Why do I think Leviticus can be a valuable book for people today who have—for lack of a more precise way of putting it—a progressive approach to religion? Because when it comes to Leviticus, we really have no idea. No idea of the surprisingly relevant questions and insights it contains, and little idea of how to integrate its strange, authoritarian, and intimidating worldview with our commitment to progressive values.
As with so many other parts of the Bible, we tend to miss a lot of what’s there in Leviticus by not taking the time to explore it and greet it freshly with the question, “What might we learn today from studying this text, from bringing our current problems and struggles into dialog with even this text?” And if, in the course of greeting Leviticus with those questions, we are willing to let our sacred texts be imperfect—let them be a record of our ancestors’ understandings of God, not of God’s literal words beamed down to us never to be challenged—then the potential for what we can learn that’s directly relevant to our moment in human history expands dramatically.The final message here resonates powerfully with some current work I'm doing on the concept of divine revelation. My philosophical question--rather different from Harris's scriptural one but, I think, leading to complementary insights--is this: What implications does one's view about God have for one's understanding of divine revelation? More precisely, does a particular understanding of God--say, the understanding of God as being essentially loving--require or preclude any specific views about how a God would self-disclose or what content should make us suspect/doubt revelatory origin?
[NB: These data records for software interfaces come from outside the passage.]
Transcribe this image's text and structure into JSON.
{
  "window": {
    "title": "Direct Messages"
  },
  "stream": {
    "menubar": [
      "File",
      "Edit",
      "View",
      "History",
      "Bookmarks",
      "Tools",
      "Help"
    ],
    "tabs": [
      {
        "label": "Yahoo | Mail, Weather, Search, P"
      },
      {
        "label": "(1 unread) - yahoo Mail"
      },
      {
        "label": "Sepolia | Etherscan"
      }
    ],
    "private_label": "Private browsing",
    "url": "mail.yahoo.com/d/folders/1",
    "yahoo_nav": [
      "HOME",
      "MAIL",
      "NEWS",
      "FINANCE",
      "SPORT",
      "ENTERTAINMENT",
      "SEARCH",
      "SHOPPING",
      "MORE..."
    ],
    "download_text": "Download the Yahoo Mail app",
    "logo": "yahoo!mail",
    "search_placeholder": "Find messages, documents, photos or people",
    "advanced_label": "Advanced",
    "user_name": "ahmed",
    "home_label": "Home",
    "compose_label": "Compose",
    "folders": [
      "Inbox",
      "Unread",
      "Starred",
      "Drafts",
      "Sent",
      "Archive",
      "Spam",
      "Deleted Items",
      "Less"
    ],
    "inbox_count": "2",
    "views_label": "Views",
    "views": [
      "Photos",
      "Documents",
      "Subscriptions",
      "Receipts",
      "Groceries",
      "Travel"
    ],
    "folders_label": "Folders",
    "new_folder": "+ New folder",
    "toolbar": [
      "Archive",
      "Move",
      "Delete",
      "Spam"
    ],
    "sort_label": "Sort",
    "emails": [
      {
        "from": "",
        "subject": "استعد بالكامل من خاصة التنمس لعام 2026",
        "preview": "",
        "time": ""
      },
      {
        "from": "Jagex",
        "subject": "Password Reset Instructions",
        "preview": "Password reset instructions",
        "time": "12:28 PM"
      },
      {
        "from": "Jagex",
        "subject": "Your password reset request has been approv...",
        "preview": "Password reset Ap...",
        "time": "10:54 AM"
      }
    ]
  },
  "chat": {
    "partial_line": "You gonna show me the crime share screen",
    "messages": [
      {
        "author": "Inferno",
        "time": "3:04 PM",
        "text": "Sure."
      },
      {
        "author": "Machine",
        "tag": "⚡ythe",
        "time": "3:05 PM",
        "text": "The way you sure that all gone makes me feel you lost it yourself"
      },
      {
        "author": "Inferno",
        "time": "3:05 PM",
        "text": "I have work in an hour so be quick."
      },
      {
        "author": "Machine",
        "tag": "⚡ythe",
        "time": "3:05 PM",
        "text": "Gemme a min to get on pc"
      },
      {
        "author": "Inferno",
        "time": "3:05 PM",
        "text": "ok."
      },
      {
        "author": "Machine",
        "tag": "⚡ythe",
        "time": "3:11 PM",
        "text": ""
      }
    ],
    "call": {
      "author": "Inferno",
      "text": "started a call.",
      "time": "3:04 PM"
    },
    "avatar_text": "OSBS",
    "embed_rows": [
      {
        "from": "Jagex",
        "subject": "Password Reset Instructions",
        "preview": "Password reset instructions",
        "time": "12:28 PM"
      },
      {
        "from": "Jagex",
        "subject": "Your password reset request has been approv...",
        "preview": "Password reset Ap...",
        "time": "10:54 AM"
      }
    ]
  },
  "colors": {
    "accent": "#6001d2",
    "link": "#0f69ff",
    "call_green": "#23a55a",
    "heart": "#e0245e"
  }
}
My argument (which should come as no surprise to readers of this blog) is that if we take seriously the view that God is love, we should not expect to encounter God most clearly in the pages of a text, but rather in the context of loving relationships--that is, in the context of loving and being loved (including but not limited to our experience of loving and being loved by the divine, our passional reaching for the infinite and our occasional sense of "being in the presence of a love, like that which one can read in the smile on a beloved face," to quote Simone Weil's account of her first mystical experience).
But lessons drawn from our experiences of love need to be formulated, and it seems that if God is love then we should place our deepest trust in those lessons that emerge out of a community of loving discourse. In such a community, I think a holy text can serve as the proxy voice of those who have lived long ago. Their wisdom and insights can become part of the loving conversation--not an authoritarian conversation-stopper that we must silence in order to have a loving discourse at all (which is what fundamentalism would turn holy texts into), but a voice in the dialogue, as Harris suggest in the words above.